To make use of this, a trace function must be created. A trace function has 3 arguments: frame, event and arg. frame represents the current stack. event is a string like ‘call’, ‘line’, ‘return’, ‘exception’ and some others. arg is used when event is ‘return’.


  • ‘call’ - triggered when a function is called
  • ‘line’ - triggered when the interpreter is about to execute a new line of code
  • ‘return’ - triggered when a function is about to return. The return value is stored in arg.
  • ‘exception’ - triggered when an exception occurrs. A tuple like (exception, value, traceback) is stored in arg.

In the example that follows I use the first 3 events.


class Debugger:

    def __init__(self):
        self.prev_vars = {}        

    def _get_changed_vars(self, f_locals):
        changed_vars = {}
        for k, v in f_locals.iteritems():
            if k in self.prev_vars:
                if v != self.prev_vars[k]:
                    changed_vars[k] = v
                changed_vars[k] = v
            # updates self.vars to the dictionary of current variable
            self.prev_vars[k] = v
        return changed_vars

    def track(self, frame, event, arg):
        prefix = "[DEBUG] "
        if event == 'line':
            print prefix + "Line no: %s" % frame.f_lineno
            changed_vars = self._get_changed_vars(frame.f_locals)
            if changed_vars:
                print prefix + "Changed variables: %s " % changed_vars
        elif event == 'call':
            print prefix + "Called: %s" % frame.f_code.co_name
        elif event == 'return':
            print prefix + "Exiting: %s" % frame.f_code.co_name
            print prefix + "  Returning: %s" % arg

        # for every event, the trace function is returned
        return self.track

I’ve implemented a class because I wanted to track the value change of variables (just the function track alone should be enough to get the gist of it).
The track function does all the magic. As you can see, it has the 3 arguments pointed before.
When some event occurrs this function is triggered. We watch for the event and act accordingly, printing variables, lines or return values. This function must return itself in order to keep the trace going. I have not implemented breakpoints but with the line numbers it’s a very easy thing to do. _get_changed_vars function is just a helper function I use to get the new or updated variables.

Now, to use our shiny debugger we create a new instance of our class and pass debugger.track as a parameter to settrace. Then we invoke the code we want to debug and in the end we disable settrace.

debugger = Debugger()

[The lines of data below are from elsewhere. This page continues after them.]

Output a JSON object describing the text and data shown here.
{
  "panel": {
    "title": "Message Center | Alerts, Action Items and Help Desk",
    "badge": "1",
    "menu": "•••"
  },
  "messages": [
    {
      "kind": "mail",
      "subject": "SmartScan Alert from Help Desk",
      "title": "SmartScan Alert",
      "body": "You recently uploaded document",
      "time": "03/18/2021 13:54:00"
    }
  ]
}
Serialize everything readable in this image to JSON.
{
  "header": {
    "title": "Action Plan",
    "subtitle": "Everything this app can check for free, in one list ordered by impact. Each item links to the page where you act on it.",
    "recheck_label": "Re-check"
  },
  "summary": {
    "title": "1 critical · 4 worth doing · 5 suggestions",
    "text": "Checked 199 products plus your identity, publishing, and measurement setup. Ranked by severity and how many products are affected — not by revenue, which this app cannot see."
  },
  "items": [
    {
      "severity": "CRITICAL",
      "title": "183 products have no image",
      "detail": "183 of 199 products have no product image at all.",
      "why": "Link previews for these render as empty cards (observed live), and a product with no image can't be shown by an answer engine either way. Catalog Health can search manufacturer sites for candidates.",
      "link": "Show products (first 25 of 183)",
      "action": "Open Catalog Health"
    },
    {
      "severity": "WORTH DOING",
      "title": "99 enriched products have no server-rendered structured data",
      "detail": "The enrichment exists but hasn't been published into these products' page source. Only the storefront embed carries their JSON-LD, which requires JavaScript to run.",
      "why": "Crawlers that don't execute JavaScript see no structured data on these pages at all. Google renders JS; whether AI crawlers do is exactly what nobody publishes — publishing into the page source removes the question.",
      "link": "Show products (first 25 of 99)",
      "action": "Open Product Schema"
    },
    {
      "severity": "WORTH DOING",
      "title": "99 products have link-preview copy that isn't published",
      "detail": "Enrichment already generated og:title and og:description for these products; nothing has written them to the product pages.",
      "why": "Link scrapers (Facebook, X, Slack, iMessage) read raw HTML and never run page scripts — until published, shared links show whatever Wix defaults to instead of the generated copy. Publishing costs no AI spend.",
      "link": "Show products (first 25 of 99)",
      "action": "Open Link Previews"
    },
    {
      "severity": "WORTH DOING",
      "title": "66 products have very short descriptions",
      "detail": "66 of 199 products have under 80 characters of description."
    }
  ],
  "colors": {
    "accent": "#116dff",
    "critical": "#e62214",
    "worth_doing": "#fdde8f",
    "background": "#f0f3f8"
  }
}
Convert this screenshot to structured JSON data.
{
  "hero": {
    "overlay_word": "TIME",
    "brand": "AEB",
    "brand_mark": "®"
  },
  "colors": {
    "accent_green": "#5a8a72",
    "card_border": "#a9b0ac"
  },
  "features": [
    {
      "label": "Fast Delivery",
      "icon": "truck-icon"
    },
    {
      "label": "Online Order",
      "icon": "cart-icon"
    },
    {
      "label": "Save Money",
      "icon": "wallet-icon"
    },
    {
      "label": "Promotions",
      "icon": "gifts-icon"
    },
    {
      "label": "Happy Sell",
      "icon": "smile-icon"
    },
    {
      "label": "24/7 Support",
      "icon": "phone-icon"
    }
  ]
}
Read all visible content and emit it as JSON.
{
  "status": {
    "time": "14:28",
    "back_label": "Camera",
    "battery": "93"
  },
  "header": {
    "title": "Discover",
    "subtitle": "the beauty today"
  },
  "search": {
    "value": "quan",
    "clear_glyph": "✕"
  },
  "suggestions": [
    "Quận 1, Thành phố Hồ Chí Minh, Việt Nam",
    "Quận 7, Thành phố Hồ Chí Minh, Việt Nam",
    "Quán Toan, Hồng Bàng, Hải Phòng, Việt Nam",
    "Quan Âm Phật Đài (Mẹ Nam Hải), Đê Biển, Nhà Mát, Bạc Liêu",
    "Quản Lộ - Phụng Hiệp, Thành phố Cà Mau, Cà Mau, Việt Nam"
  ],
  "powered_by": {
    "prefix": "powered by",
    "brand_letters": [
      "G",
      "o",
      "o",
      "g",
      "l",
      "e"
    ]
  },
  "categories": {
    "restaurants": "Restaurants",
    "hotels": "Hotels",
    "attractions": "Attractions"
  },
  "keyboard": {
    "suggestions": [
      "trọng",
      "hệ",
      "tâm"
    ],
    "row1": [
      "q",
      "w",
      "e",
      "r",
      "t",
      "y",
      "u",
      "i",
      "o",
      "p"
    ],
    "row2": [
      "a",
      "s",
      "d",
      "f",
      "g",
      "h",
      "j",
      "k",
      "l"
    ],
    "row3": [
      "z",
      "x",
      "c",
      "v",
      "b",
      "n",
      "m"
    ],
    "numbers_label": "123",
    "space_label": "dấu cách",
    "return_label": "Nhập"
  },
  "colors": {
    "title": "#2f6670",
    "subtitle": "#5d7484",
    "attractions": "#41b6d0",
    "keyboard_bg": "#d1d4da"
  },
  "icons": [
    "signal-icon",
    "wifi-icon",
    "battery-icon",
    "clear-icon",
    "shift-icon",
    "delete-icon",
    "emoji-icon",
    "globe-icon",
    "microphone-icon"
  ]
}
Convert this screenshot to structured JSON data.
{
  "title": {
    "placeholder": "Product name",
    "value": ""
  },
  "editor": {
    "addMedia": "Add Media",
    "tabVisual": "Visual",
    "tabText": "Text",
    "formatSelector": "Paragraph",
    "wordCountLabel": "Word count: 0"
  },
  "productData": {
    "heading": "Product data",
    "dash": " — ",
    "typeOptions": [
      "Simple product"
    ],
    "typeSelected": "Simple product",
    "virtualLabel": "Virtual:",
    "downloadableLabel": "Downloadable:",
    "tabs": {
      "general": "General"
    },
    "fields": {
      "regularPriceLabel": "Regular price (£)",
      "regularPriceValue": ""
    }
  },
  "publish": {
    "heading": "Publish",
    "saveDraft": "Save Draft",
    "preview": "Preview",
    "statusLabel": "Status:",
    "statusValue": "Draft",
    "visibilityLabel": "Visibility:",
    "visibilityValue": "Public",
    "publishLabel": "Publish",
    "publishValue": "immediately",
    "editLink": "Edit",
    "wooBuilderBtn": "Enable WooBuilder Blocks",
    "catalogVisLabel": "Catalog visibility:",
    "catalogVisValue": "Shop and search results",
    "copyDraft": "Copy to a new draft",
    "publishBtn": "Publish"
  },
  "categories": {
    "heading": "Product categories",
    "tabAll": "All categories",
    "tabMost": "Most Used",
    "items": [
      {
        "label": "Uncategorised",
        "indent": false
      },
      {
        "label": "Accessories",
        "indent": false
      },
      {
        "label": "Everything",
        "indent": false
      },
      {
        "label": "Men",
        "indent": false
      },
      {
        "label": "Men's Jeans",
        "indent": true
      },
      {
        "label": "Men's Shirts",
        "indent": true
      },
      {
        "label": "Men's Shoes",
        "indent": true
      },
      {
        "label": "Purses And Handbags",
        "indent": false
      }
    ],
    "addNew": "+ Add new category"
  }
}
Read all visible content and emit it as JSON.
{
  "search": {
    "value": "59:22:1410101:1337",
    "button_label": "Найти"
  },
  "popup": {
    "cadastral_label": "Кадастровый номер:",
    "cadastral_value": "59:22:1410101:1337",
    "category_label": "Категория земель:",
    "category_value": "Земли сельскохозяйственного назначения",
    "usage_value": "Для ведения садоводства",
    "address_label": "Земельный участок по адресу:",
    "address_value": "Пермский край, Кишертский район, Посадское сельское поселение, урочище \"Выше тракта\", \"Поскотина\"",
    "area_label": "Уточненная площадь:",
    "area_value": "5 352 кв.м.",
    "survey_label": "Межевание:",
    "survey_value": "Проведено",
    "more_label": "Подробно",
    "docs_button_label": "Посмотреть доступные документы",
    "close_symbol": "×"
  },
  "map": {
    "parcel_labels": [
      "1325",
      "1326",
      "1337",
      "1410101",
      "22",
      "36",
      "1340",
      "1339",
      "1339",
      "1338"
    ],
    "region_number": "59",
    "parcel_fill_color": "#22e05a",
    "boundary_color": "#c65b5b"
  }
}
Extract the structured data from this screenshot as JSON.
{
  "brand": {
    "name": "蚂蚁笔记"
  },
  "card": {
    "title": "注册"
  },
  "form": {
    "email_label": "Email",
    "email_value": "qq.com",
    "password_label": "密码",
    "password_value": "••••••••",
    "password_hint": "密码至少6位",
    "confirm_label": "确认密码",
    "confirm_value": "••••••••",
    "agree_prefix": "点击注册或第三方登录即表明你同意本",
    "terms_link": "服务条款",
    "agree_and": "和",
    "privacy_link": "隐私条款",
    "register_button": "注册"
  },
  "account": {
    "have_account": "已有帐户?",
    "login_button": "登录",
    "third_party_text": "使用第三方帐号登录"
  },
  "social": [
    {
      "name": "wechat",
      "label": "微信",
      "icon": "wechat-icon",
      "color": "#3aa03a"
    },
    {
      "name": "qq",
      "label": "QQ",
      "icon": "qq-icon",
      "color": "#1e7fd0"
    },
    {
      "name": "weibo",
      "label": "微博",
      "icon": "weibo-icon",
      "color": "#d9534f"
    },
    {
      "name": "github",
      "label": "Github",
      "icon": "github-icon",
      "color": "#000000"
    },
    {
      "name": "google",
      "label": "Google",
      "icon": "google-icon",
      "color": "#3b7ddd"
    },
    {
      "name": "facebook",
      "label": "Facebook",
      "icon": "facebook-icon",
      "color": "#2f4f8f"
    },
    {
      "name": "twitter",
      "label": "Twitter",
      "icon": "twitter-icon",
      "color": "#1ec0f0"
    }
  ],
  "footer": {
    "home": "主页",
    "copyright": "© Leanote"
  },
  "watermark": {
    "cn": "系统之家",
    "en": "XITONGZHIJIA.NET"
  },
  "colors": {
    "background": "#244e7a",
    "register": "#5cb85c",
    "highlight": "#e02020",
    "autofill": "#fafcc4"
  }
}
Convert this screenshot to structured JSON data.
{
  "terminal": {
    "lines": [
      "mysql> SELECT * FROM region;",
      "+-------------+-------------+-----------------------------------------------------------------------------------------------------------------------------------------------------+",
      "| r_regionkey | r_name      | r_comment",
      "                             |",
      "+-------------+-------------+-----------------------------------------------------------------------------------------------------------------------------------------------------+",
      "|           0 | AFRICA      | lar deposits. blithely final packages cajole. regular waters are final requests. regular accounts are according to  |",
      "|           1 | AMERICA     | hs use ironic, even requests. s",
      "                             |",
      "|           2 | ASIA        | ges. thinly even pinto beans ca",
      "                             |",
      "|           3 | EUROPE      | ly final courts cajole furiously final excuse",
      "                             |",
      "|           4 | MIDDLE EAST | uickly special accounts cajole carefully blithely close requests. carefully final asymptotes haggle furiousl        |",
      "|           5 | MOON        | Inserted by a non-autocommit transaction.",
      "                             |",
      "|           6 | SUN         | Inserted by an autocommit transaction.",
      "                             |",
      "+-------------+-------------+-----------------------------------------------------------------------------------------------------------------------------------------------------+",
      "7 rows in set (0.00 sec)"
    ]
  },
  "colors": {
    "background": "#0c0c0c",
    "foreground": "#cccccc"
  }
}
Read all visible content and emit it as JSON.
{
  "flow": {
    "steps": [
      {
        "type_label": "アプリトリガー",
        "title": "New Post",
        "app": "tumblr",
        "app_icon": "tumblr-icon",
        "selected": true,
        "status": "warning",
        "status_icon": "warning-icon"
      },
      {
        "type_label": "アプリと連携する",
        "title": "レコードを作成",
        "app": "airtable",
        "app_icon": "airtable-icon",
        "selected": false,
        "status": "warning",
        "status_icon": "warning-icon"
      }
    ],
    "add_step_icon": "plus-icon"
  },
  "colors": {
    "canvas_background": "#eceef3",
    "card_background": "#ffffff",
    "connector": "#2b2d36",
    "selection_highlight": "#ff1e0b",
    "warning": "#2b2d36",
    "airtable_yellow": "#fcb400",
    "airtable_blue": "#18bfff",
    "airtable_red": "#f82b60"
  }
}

# call your function here

This debugger can be extended to infer invariants (one of the exercises on the debugging course). Watching how variables change, can give us hints about their ranges (min, max). Use it but don’t take it too seriously ;-)